Regulatory T cells (Treg) are enriched in the tumor microenvironment (TME) and suppress antitumor immunity; however, the molecular mechanism underlying the accumulation of Tregs in the TME is poorly understood. In various tumor models, tumor-infiltrating Tregs were highly enriched in the TME and had significantly higher expression of immune checkpoint molecules. To characterize tumor-infiltrating Tregs, we performed bulk RNA sequencing (RNA-seq) and found that proliferation-related genes, immune suppression-related genes, and cytokine/ chemokine receptor genes were upregulated in tumor-infiltrating Tregs compared with tumor-infiltrating CD4þFoxp3- conventional T cells or splenic Tregs from the same tumor-bearing mice. Single-cell RNA-seq and T-cell receptor sequencing also revealed active proliferation of tumor infiltrating Tregs by clonal expansion. One of these genes, ST2, an IL33 receptor, was identified as a potential factor driving Treg accumulation in the TME. Indeed, IL33-directed ST2 signaling induced the preferential proliferation of tumor-infiltrating Tregs and enhanced tumor progression, whereas genetic deletion of ST2 in Tregs limited their TME accumulation and delayed tumor growth. These data demonstrated the IL33/ST2 axis in Tregs as one of the critical pathways for the preferential accumulation of Tregs in the TME and suggests that the IL33/ST2 axis may be a potential therapeutic target for cancer immunotherapy.
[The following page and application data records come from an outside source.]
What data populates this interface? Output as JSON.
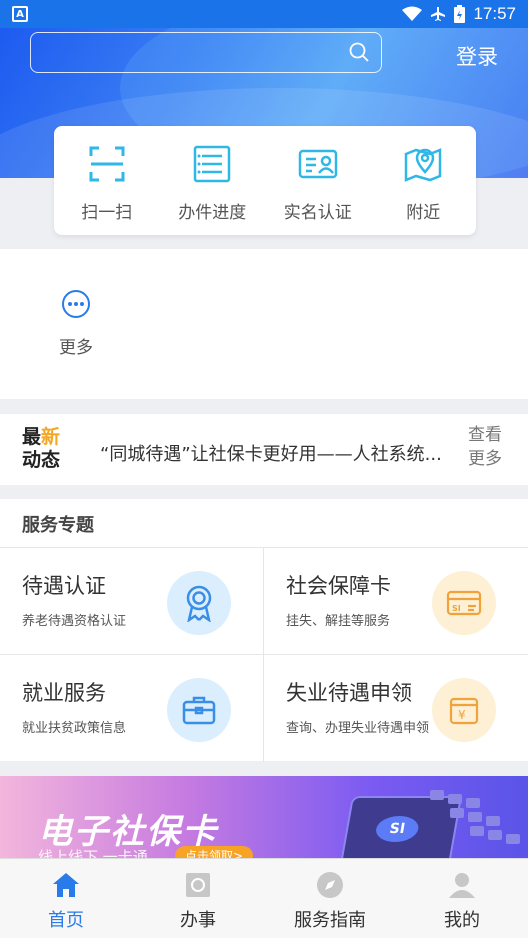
{
  "status_bar": {
    "time": "17:57",
    "left_icon_letter": "A"
  },
  "header": {
    "login_label": "登录",
    "search": {
      "value": "",
      "placeholder": ""
    }
  },
  "quick_actions": [
    {
      "label": "扫一扫",
      "icon": "scan-icon"
    },
    {
      "label": "办件进度",
      "icon": "progress-list-icon"
    },
    {
      "label": "实名认证",
      "icon": "id-card-icon"
    },
    {
      "label": "附近",
      "icon": "map-pin-icon"
    }
  ],
  "more": {
    "label": "更多",
    "icon": "more-dots-icon"
  },
  "news": {
    "tag_line1": "最新",
    "tag_line2": "动态",
    "text": "“同城待遇”让社保卡更好用——人社系统...",
    "see_more_line1": "查看",
    "see_more_line2": "更多"
  },
  "topics": {
    "title": "服务专题",
    "items": [
      {
        "title": "待遇认证",
        "subtitle": "养老待遇资格认证",
        "icon": "medal-icon",
        "color": "#dbeefd"
      },
      {
        "title": "社会保障卡",
        "subtitle": "挂失、解挂等服务",
        "icon": "si-card-icon",
        "color": "#fdf0d5"
      },
      {
        "title": "就业服务",
        "subtitle": "就业扶贫政策信息",
        "icon": "briefcase-icon",
        "color": "#dbeefd"
      },
      {
        "title": "失业待遇申领",
        "subtitle": "查询、办理失业待遇申领",
        "icon": "yen-card-icon",
        "color": "#fdf0d5"
      }
    ]
  },
  "banner": {
    "title": "电子社保卡",
    "subtitle": "线上线下 一卡通",
    "button": "点击领取>",
    "card_text": "SI"
  },
  "bottom_nav": [
    {
      "label": "首页",
      "icon": "home-icon",
      "active": true
    },
    {
      "label": "办事",
      "icon": "tasks-icon",
      "active": false
    },
    {
      "label": "服务指南",
      "icon": "compass-icon",
      "active": false
    },
    {
      "label": "我的",
      "icon": "user-icon",
      "active": false
    }
  ],
  "colors": {
    "primary": "#2a7bea",
    "accent": "#f5a623"
  }
}
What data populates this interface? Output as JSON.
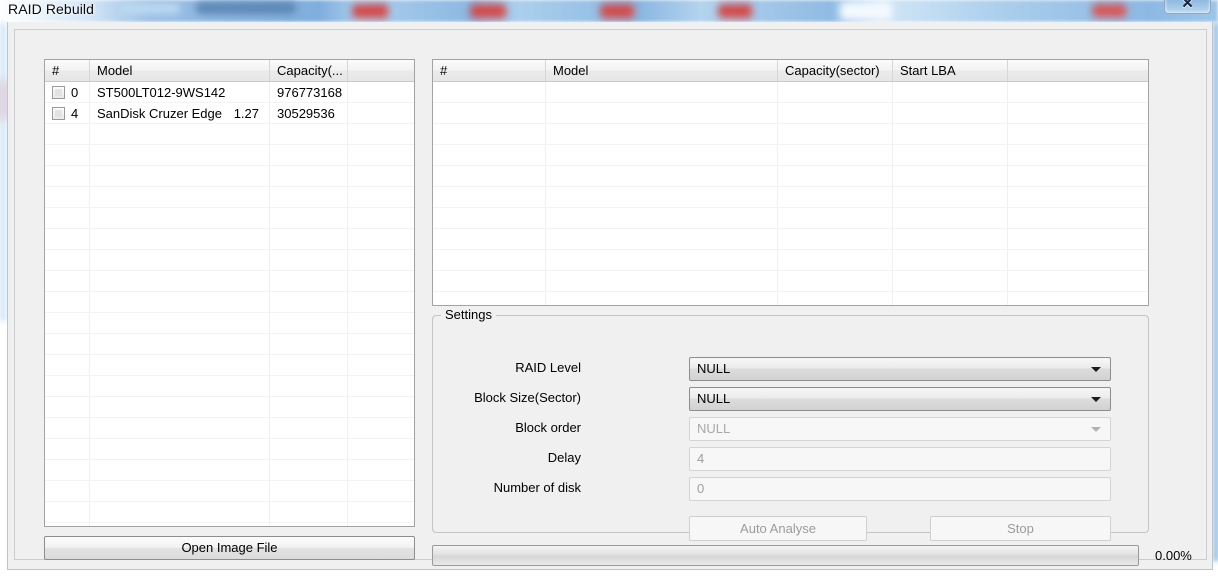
{
  "window": {
    "title": "RAID Rebuild",
    "close_label": "✕"
  },
  "left_panel": {
    "table": {
      "headers": [
        "#",
        "Model",
        "Capacity(...",
        ""
      ],
      "rows": [
        {
          "index": "0",
          "model": "ST500LT012-9WS142",
          "version": "",
          "capacity": "976773168",
          "extra": ""
        },
        {
          "index": "4",
          "model": "SanDisk Cruzer Edge",
          "version": "1.27",
          "capacity": "30529536",
          "extra": ""
        }
      ],
      "empty_row_count": 20
    },
    "open_image_file_label": "Open Image File"
  },
  "right_panel": {
    "table": {
      "headers": [
        "#",
        "Model",
        "Capacity(sector)",
        "Start LBA",
        ""
      ],
      "rows": [],
      "empty_row_count": 11
    }
  },
  "settings": {
    "legend": "Settings",
    "fields": [
      {
        "label": "RAID Level",
        "type": "combo",
        "value": "NULL",
        "disabled": false
      },
      {
        "label": "Block Size(Sector)",
        "type": "combo",
        "value": "NULL",
        "disabled": false
      },
      {
        "label": "Block order",
        "type": "combo",
        "value": "NULL",
        "disabled": true
      },
      {
        "label": "Delay",
        "type": "textbox",
        "value": "4",
        "disabled": true
      },
      {
        "label": "Number of disk",
        "type": "textbox",
        "value": "0",
        "disabled": true
      }
    ],
    "auto_analyse_label": "Auto Analyse",
    "stop_label": "Stop"
  },
  "progress": {
    "percent_label": "0.00%",
    "value": 0
  }
}
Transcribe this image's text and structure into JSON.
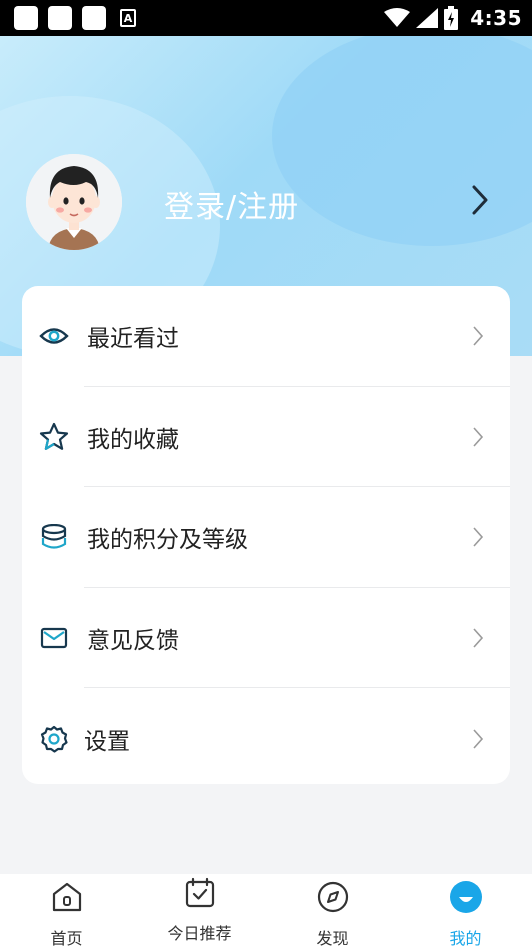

Bibliographical noteFunding Information:
This study was supported by a National Research Foundation of Korea (NRF) grant funded by the Korea government (MSIT; 2012H1A2A1016220, to J. Son; 2017R1A5A1014560, 2018M3A9H3024850, 2018R1A2A1A05076997, and 2019M3A9B6065221, to S-.J. Ha; 2019M3A9B6065192 and 2018R1A5A2025079, to I. Lee; and 2019M3A9B6065231, to H.R. Kim). J. Son, J.-W. Cho, H.J. Park, J. Moon, and S. Park are fellowship awardees by the BK21 PLUS program.
© 2020 American Association for Cancer Research.
All Science Journal Classification (ASJC) codes
- Cancer Research